The death of a spouse can be both emotionally and financially devastating. The Social Security Administration offers survivor benefits, including benefits for widows and widowers who are age sixty and over, whether or not they are disabled, or for those who are fifty or older and are disabled.

To be eligible for widows or widowers’ benefits, your deceased spouse must have paid enough into Social Security to insure his or her family for survivor benefits. The Social Security Administration can tell you whether he or she had enough work credits. Usually you are not eligible for disabled widow or widower’s benefits if you remarried before age fifty and are still married when you become disabled. Additionally, you must become disabled within seven years of the death of your spouse or within seven years of the end of your prior entitlement, if any, on your spouse’s earnings record.

Disabled surviving divorced spouses who were married to a deceased insured worker for more than ten years are also eligible under the same rules as widows and widowers. Social Security disability can be paid to a disabled widow or widower and to a disabled surviving divorced spouse simultaneously without reducing the amount of each other’s benefits.

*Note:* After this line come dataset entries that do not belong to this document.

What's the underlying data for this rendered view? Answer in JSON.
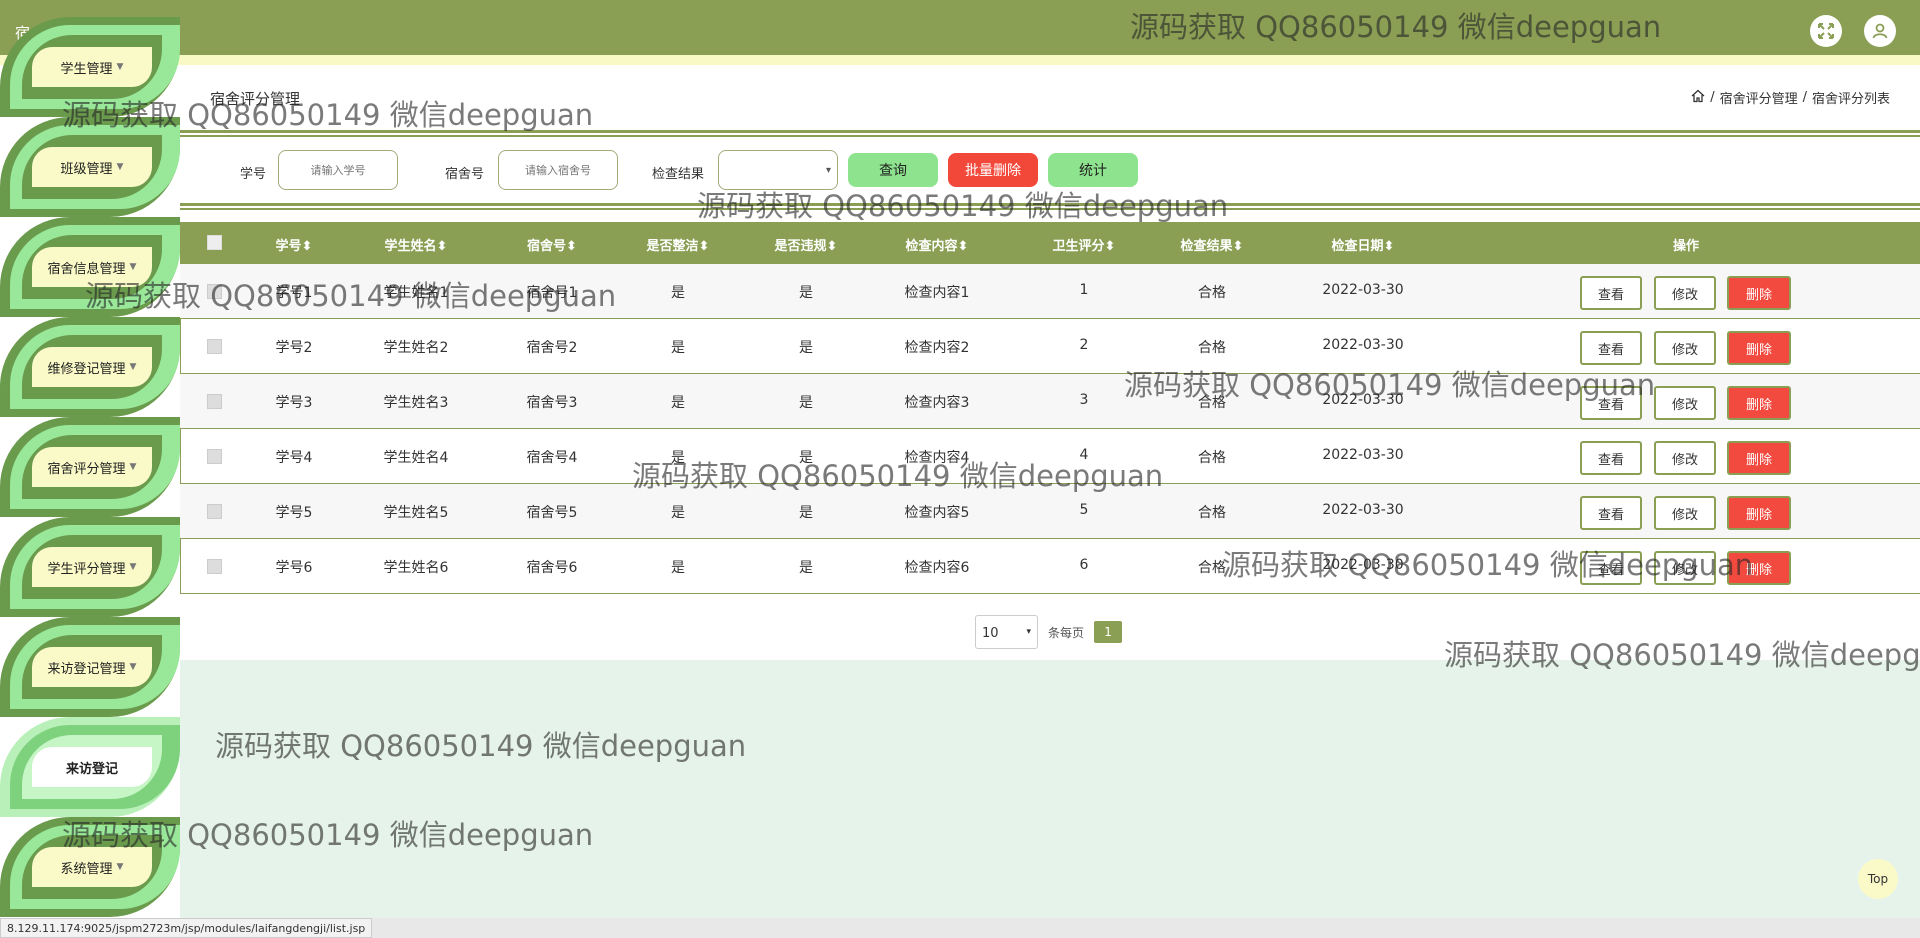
{
  "app": {
    "title": "宿舍管理系统"
  },
  "sidebar": {
    "items": [
      {
        "label": "学生管理"
      },
      {
        "label": "班级管理"
      },
      {
        "label": "宿舍信息管理"
      },
      {
        "label": "维修登记管理"
      },
      {
        "label": "宿舍评分管理"
      },
      {
        "label": "学生评分管理"
      },
      {
        "label": "来访登记管理"
      },
      {
        "label": "来访登记"
      },
      {
        "label": "系统管理"
      }
    ]
  },
  "page": {
    "title": "宿舍评分管理",
    "breadcrumb": [
      "宿舍评分管理",
      "宿舍评分列表"
    ],
    "breadcrumb_sep": "/"
  },
  "search": {
    "student_no_label": "学号",
    "student_no_placeholder": "请输入学号",
    "dorm_no_label": "宿舍号",
    "dorm_no_placeholder": "请输入宿舍号",
    "result_label": "检查结果",
    "result_value": "",
    "query_button": "查询",
    "batch_delete_button": "批量删除",
    "stats_button": "统计"
  },
  "table": {
    "columns": [
      "学号",
      "学生姓名",
      "宿舍号",
      "是否整洁",
      "是否违规",
      "检查内容",
      "卫生评分",
      "检查结果",
      "检查日期",
      "操作"
    ],
    "sort_mark": "⬍",
    "rows": [
      [
        "学号1",
        "学生姓名1",
        "宿舍号1",
        "是",
        "是",
        "检查内容1",
        "1",
        "合格",
        "2022-03-30"
      ],
      [
        "学号2",
        "学生姓名2",
        "宿舍号2",
        "是",
        "是",
        "检查内容2",
        "2",
        "合格",
        "2022-03-30"
      ],
      [
        "学号3",
        "学生姓名3",
        "宿舍号3",
        "是",
        "是",
        "检查内容3",
        "3",
        "合格",
        "2022-03-30"
      ],
      [
        "学号4",
        "学生姓名4",
        "宿舍号4",
        "是",
        "是",
        "检查内容4",
        "4",
        "合格",
        "2022-03-30"
      ],
      [
        "学号5",
        "学生姓名5",
        "宿舍号5",
        "是",
        "是",
        "检查内容5",
        "5",
        "合格",
        "2022-03-30"
      ],
      [
        "学号6",
        "学生姓名6",
        "宿舍号6",
        "是",
        "是",
        "检查内容6",
        "6",
        "合格",
        "2022-03-30"
      ]
    ],
    "actions": {
      "view": "查看",
      "edit": "修改",
      "delete": "删除"
    }
  },
  "pagination": {
    "page_size": "10",
    "per_page_label": "条每页",
    "current_page": "1"
  },
  "top_button": "Top",
  "status_url": "8.129.11.174:9025/jspm2723m/jsp/modules/laifangdengji/list.jsp",
  "watermark": "源码获取 QQ86050149 微信deepguan",
  "colors": {
    "primary": "#8a9f54",
    "leaf_dark": "#6a9a4c",
    "leaf_light": "#99e89a",
    "pill": "#fafac8",
    "danger": "#f2483a",
    "button_green": "#8ee38e",
    "lower_bg": "#e6f3ea"
  },
  "icons": {
    "fullscreen": "fullscreen-icon",
    "user": "user-icon",
    "home": "home-icon"
  }
}
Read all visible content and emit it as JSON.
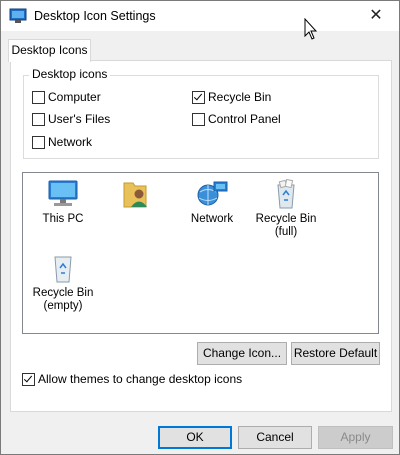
{
  "window": {
    "title": "Desktop Icon Settings",
    "close_glyph": "✕"
  },
  "tab": {
    "label": "Desktop Icons"
  },
  "group": {
    "legend": "Desktop icons",
    "items": [
      {
        "label": "Computer",
        "checked": false
      },
      {
        "label": "Recycle Bin",
        "checked": true
      },
      {
        "label": "User's Files",
        "checked": false
      },
      {
        "label": "Control Panel",
        "checked": false
      },
      {
        "label": "Network",
        "checked": false
      }
    ]
  },
  "icons": [
    {
      "name": "computer-icon",
      "label": "This PC"
    },
    {
      "name": "user-files-icon",
      "label": ""
    },
    {
      "name": "network-icon",
      "label": "Network"
    },
    {
      "name": "recycle-bin-full-icon",
      "label": "Recycle Bin\n(full)"
    },
    {
      "name": "recycle-bin-empty-icon",
      "label": "Recycle Bin\n(empty)"
    }
  ],
  "buttons": {
    "change_icon": "Change Icon...",
    "restore_default": "Restore Default",
    "ok": "OK",
    "cancel": "Cancel",
    "apply": "Apply"
  },
  "allow_themes": {
    "label": "Allow themes to change desktop icons",
    "checked": true
  }
}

The Social Security Administration will apply the same rules to determine whether you are disabled that they use for individuals applying for Social Security Disability Insurance under their own earnings record or for Supplemental Security Income.

Contact our office today if you or anyone you know would like to learn more about qualifying for Social Security Disability benefits.

See more here: https://secure.ssa.gov/poms.nsf/lnx/0410110001

By: Joyce Trudeau of Premier Disability Services, LLC®

The Future of Administrative Law Judge Selection

Posted November 8, 2019 by Premier Disability Services, LLC®

Administrative law judges (ALJs) are the workhorses of the administrative state. They preside over thousands of hearings annually in areas such as disability benefits, international trade, taxation, environmental law, occupational safety, and communications law, to name a few. There are nearly 2,000 ALJs employed by 28 agencies in the federal government, as compared to 870 authorized Article III federal judgeships.

Keeping this corps of ALJs fully staffed requires numerous appointments annually. Last year, in a decision that likely applies to most if not all federal ALJs, the U.S. Supreme Court held in Lucia v. SEC that SEC adjudicators are “officers of the United States” who must be appointed in accordance with the Constitution’s Appointments Clause. Assuming that ALJs are “inferior officers,” this clause allows Congress to delegate the appointment of ALJs to the President alone, to department heads, or to courts of law. Shortly after the decision in Lucia, President Trump issued an executive order that made significant changes to the ALJ hiring process.

Before Lucia and the executive order, most ALJs were already appointed by department heads, after a process administered by the Office of Personnel Management (OPM) that included a competitive examination and point rating system with a significant preference for veterans. Under the OPM process—which did not take subject-matter expertise into account—the three top-scoring applicants were placed on a list of eligible candidates. Agencies could hire only from that list unless they decided to reject all three candidates and request a new list or hire an incumbent ALJ away from another agency.

The reforms effectuated by the executive order were welcomed by many agencies that for decades felt hamstrung by the OPM hiring process. Many agencies acted very quickly, formulating and announcing new procedures for hiring ALJs when the ink on the executive order was barely dry. In fact, most agencies had been sidestepping the OPM process for years, hiring incumbent ALJs away from other agencies, mainly the U.S. Social Security Administration. The new process will allow agencies to hire their own ALJs directly without their desired candidates first needing to go through the OPM process, get hired by another agency, and then be hired away as a transfer.

Contact our office today if you or anyone you know would like to learn more about qualifying for Social Security Disability benefits.

Original article: https://www.theregreview.org/2019/10/29/beermann-administrative-law-judge-selection/

By: Joyce Trudeau of Premier Disability Services, LLC®